■ HOW TO COMPLETE THIS TASK ■
Write out all the records exactly, and keep any images out.

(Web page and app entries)
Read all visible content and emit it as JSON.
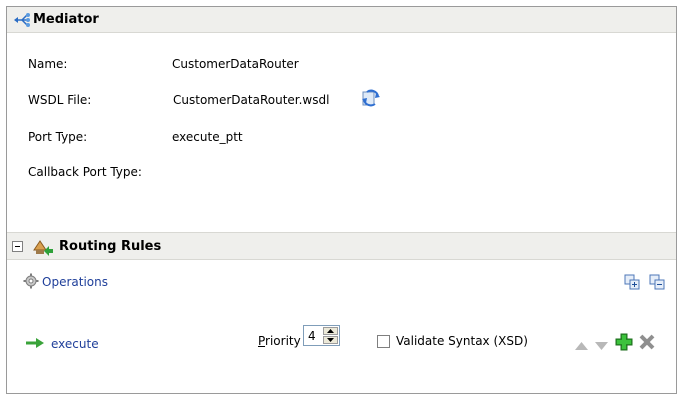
{
  "mediator": {
    "title": "Mediator",
    "icon": "mediator-icon"
  },
  "fields": {
    "name_label": "Name:",
    "name_value": "CustomerDataRouter",
    "wsdl_label": "WSDL File:",
    "wsdl_value": "CustomerDataRouter.wsdl",
    "port_type_label": "Port Type:",
    "port_type_value": "execute_ptt",
    "callback_label": "Callback Port Type:",
    "callback_value": ""
  },
  "routing": {
    "title": "Routing Rules",
    "operations_label": "Operations",
    "operation_name": "execute",
    "priority_label_prefix": "P",
    "priority_label_rest": "riority",
    "priority_value": "4",
    "validate_label": "Validate Syntax (XSD)",
    "validate_checked": false
  },
  "colors": {
    "link": "#1f3f9a",
    "header_bg": "#efefec",
    "add_green": "#2ca02c",
    "arrow_green": "#3aa33a"
  }
}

■ ANSWER SPACE ■
Read all visible content and emit it as JSON.
{
  "mediator": {
    "title": "Mediator",
    "icon": "mediator-icon"
  },
  "fields": {
    "name_label": "Name:",
    "name_value": "CustomerDataRouter",
    "wsdl_label": "WSDL File:",
    "wsdl_value": "CustomerDataRouter.wsdl",
    "port_type_label": "Port Type:",
    "port_type_value": "execute_ptt",
    "callback_label": "Callback Port Type:",
    "callback_value": ""
  },
  "routing": {
    "title": "Routing Rules",
    "operations_label": "Operations",
    "operation_name": "execute",
    "priority_label_prefix": "P",
    "priority_label_rest": "riority",
    "priority_value": "4",
    "validate_label": "Validate Syntax (XSD)",
    "validate_checked": false
  },
  "colors": {
    "link": "#1f3f9a",
    "header_bg": "#efefec",
    "add_green": "#2ca02c",
    "arrow_green": "#3aa33a"
  }
}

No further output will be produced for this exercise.